**What you will do**: From the first line to the last, write out the records below exactly as they appear.

**Records supplied**:
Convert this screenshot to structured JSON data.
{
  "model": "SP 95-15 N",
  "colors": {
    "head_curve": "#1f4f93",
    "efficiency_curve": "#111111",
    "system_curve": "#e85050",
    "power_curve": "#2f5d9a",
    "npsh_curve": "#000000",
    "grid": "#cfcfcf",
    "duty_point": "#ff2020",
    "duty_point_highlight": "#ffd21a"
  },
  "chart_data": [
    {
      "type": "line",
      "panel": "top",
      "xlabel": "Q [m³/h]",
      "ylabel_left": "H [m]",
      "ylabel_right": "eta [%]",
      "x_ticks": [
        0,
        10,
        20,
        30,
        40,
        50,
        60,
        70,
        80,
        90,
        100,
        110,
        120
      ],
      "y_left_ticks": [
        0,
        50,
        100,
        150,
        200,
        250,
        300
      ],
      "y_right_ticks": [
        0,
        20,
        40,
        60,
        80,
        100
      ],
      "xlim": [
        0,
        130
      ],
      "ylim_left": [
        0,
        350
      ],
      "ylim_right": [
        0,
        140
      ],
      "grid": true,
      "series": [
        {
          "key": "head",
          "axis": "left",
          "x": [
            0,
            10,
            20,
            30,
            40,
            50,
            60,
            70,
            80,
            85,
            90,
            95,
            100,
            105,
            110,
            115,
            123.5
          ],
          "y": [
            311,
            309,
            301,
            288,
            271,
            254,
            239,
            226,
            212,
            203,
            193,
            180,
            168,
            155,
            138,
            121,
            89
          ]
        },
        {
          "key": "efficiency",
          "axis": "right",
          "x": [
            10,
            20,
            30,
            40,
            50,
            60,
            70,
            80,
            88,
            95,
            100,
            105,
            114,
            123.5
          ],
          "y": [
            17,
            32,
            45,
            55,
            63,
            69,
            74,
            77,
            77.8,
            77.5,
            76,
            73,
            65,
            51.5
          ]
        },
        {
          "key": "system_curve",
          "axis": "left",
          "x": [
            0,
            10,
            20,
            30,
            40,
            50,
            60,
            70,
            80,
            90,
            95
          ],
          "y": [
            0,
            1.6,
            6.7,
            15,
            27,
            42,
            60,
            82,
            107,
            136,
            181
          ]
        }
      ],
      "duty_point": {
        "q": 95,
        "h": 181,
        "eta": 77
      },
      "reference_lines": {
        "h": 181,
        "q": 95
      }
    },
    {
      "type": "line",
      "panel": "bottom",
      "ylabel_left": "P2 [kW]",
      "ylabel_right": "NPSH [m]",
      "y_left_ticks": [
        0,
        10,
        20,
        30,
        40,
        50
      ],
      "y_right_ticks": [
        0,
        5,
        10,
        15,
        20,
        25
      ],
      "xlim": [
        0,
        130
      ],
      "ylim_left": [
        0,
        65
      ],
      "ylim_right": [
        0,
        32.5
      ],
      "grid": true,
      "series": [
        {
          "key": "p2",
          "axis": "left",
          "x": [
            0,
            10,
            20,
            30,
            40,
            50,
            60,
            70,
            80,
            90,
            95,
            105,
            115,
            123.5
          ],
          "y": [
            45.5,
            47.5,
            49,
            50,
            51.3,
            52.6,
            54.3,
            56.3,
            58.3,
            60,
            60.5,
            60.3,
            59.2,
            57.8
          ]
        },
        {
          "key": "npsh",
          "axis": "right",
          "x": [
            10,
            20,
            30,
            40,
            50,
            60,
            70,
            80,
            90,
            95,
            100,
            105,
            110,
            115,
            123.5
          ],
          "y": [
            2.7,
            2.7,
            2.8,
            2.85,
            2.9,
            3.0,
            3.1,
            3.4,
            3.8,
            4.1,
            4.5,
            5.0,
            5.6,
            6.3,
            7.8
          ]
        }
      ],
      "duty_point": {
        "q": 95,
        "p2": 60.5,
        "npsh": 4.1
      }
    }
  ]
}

**Result of this task**:
Convert this screenshot to structured JSON data.
{
  "model": "SP 95-15 N",
  "colors": {
    "head_curve": "#1f4f93",
    "efficiency_curve": "#111111",
    "system_curve": "#e85050",
    "power_curve": "#2f5d9a",
    "npsh_curve": "#000000",
    "grid": "#cfcfcf",
    "duty_point": "#ff2020",
    "duty_point_highlight": "#ffd21a"
  },
  "chart_data": [
    {
      "type": "line",
      "panel": "top",
      "xlabel": "Q [m³/h]",
      "ylabel_left": "H [m]",
      "ylabel_right": "eta [%]",
      "x_ticks": [
        0,
        10,
        20,
        30,
        40,
        50,
        60,
        70,
        80,
        90,
        100,
        110,
        120
      ],
      "y_left_ticks": [
        0,
        50,
        100,
        150,
        200,
        250,
        300
      ],
      "y_right_ticks": [
        0,
        20,
        40,
        60,
        80,
        100
      ],
      "xlim": [
        0,
        130
      ],
      "ylim_left": [
        0,
        350
      ],
      "ylim_right": [
        0,
        140
      ],
      "grid": true,
      "series": [
        {
          "key": "head",
          "axis": "left",
          "x": [
            0,
            10,
            20,
            30,
            40,
            50,
            60,
            70,
            80,
            85,
            90,
            95,
            100,
            105,
            110,
            115,
            123.5
          ],
          "y": [
            311,
            309,
            301,
            288,
            271,
            254,
            239,
            226,
            212,
            203,
            193,
            180,
            168,
            155,
            138,
            121,
            89
          ]
        },
        {
          "key": "efficiency",
          "axis": "right",
          "x": [
            10,
            20,
            30,
            40,
            50,
            60,
            70,
            80,
            88,
            95,
            100,
            105,
            114,
            123.5
          ],
          "y": [
            17,
            32,
            45,
            55,
            63,
            69,
            74,
            77,
            77.8,
            77.5,
            76,
            73,
            65,
            51.5
          ]
        },
        {
          "key": "system_curve",
          "axis": "left",
          "x": [
            0,
            10,
            20,
            30,
            40,
            50,
            60,
            70,
            80,
            90,
            95
          ],
          "y": [
            0,
            1.6,
            6.7,
            15,
            27,
            42,
            60,
            82,
            107,
            136,
            181
          ]
        }
      ],
      "duty_point": {
        "q": 95,
        "h": 181,
        "eta": 77
      },
      "reference_lines": {
        "h": 181,
        "q": 95
      }
    },
    {
      "type": "line",
      "panel": "bottom",
      "ylabel_left": "P2 [kW]",
      "ylabel_right": "NPSH [m]",
      "y_left_ticks": [
        0,
        10,
        20,
        30,
        40,
        50
      ],
      "y_right_ticks": [
        0,
        5,
        10,
        15,
        20,
        25
      ],
      "xlim": [
        0,
        130
      ],
      "ylim_left": [
        0,
        65
      ],
      "ylim_right": [
        0,
        32.5
      ],
      "grid": true,
      "series": [
        {
          "key": "p2",
          "axis": "left",
          "x": [
            0,
            10,
            20,
            30,
            40,
            50,
            60,
            70,
            80,
            90,
            95,
            105,
            115,
            123.5
          ],
          "y": [
            45.5,
            47.5,
            49,
            50,
            51.3,
            52.6,
            54.3,
            56.3,
            58.3,
            60,
            60.5,
            60.3,
            59.2,
            57.8
          ]
        },
        {
          "key": "npsh",
          "axis": "right",
          "x": [
            10,
            20,
            30,
            40,
            50,
            60,
            70,
            80,
            90,
            95,
            100,
            105,
            110,
            115,
            123.5
          ],
          "y": [
            2.7,
            2.7,
            2.8,
            2.85,
            2.9,
            3.0,
            3.1,
            3.4,
            3.8,
            4.1,
            4.5,
            5.0,
            5.6,
            6.3,
            7.8
          ]
        }
      ],
      "duty_point": {
        "q": 95,
        "p2": 60.5,
        "npsh": 4.1
      }
    }
  ]
}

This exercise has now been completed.